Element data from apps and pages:
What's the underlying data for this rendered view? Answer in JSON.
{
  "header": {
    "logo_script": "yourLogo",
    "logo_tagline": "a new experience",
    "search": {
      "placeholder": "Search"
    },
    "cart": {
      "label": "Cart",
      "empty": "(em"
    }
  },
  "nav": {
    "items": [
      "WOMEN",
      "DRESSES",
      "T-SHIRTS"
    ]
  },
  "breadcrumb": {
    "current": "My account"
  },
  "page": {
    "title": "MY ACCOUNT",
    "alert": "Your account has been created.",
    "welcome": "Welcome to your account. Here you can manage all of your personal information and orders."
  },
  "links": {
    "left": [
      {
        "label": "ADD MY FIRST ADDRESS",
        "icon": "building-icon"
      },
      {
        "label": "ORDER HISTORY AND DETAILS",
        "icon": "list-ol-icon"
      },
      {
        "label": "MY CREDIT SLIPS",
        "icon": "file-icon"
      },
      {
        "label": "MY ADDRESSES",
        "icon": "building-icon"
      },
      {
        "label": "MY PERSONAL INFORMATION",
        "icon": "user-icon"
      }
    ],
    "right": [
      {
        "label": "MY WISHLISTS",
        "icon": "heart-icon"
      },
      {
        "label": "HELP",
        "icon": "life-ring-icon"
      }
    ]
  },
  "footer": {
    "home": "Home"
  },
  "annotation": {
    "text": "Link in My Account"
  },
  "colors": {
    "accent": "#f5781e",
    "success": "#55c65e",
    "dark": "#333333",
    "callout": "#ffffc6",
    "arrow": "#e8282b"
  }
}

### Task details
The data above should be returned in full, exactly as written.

### Solved problem
What's the underlying data for this rendered view? Answer in JSON.
{
  "header": {
    "logo_script": "yourLogo",
    "logo_tagline": "a new experience",
    "search": {
      "placeholder": "Search"
    },
    "cart": {
      "label": "Cart",
      "empty": "(em"
    }
  },
  "nav": {
    "items": [
      "WOMEN",
      "DRESSES",
      "T-SHIRTS"
    ]
  },
  "breadcrumb": {
    "current": "My account"
  },
  "page": {
    "title": "MY ACCOUNT",
    "alert": "Your account has been created.",
    "welcome": "Welcome to your account. Here you can manage all of your personal information and orders."
  },
  "links": {
    "left": [
      {
        "label": "ADD MY FIRST ADDRESS",
        "icon": "building-icon"
      },
      {
        "label": "ORDER HISTORY AND DETAILS",
        "icon": "list-ol-icon"
      },
      {
        "label": "MY CREDIT SLIPS",
        "icon": "file-icon"
      },
      {
        "label": "MY ADDRESSES",
        "icon": "building-icon"
      },
      {
        "label": "MY PERSONAL INFORMATION",
        "icon": "user-icon"
      }
    ],
    "right": [
      {
        "label": "MY WISHLISTS",
        "icon": "heart-icon"
      },
      {
        "label": "HELP",
        "icon": "life-ring-icon"
      }
    ]
  },
  "footer": {
    "home": "Home"
  },
  "annotation": {
    "text": "Link in My Account"
  },
  "colors": {
    "accent": "#f5781e",
    "success": "#55c65e",
    "dark": "#333333",
    "callout": "#ffffc6",
    "arrow": "#e8282b"
  }
}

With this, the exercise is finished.